Size matters as Apple goes mini
Apple has moved away from the late Steve Jobs’ view that smaller tablets were ‘dead on arrival’ with this week’s launch of the iPad Mini
IN 2010, APPLE boss Steve Jobs told journalists that consumers didn’t want compact tablets.
“The seven-inch tablets are tweeners – too big to compete with a smartphone and too small to compete with the iPad,” he said, before asserting that the smaller tablets available at the time were “dead on arrival”.
“This size isn’t sufficient to create great tablet apps, in our opinion,” he said.
With more than 100 million iPads sold around the world, Apple had obviously hit on a product that appealed to consumers.
But this week, the company did somewhat of a u-turn, with the unveiling of the much-rumoured iPad Mini.
It’s not quite a 7in tablet – its screen is 7.9in – but it’s certainly more compact than the 9.7in display iPad.
And it seems to run contrary to what Jobs believed, that tablet users wouldn’t like sacrificing some of that screen to get a more compact device.
With fierce competition from smaller, cheaper tablets, it seems as if Apple may have caved to market forces.
The new iPad Mini will have the same screen resolution as the larger devices, Apple’s senior vice president of marketing Phil Schiller promised, but in a thinner, lighter package.
But it’s not the first time that Apple has seemingly changed its mind, with everything from the Kindle e-reader to video on iPods getting an initial negative response from Jobs at some point.
Other compact tablets have done well in the market.

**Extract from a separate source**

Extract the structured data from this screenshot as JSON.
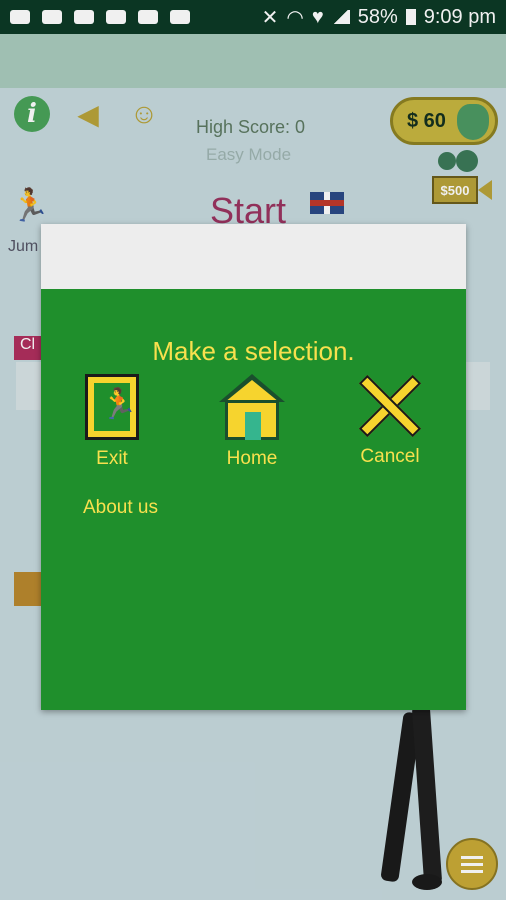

The Kindle Fire and the Nexus 7 have both been good performers from Amazon and Google. Both products are believed to sell for close to cost price.
That’s where Apple’s strategy differs from its rivals. At between €339 and €709 for the different models, the device is significantly more expensive than its rivals, a move that could prove challenging for sales.
The pricing was defended by Schiller, who believes consumers will be willing to pay more for quality he claims is not in the Nexus 7 or the Kindle Fire.
And some analysts also backed up Schiller’s views.
“Apple has always been a premium hardware manufacturer. It’s basically a hardware company and they don’t have Google advertising or Amazon’s online store to fall back on,” said Destination Wealth Management CEO Michael Yoshikami.
“But people are happy to pay a premium because it’s quality hardware, and the ecosystem cannot be underestimated.”
But not everyone was positive about the new device.
“It’s coming in the range that most were grumbling about and that, quite frankly, we’re a little bit concerned about,” JMP Securities analyst Alex Gauna said.
“It’s a little confusing at this juncture to try and figure out how it fits into the line-up. Is it going to cannibalise the more expensive iPad?” he said.
“It is worth noting that there are zero-margin products out there competing with them now . . . and that is presenting some challenges to Apple.”
The iPad Mini will start shipping on November 2nd, starting with the wifi-only models, with preorders opening from tomorrow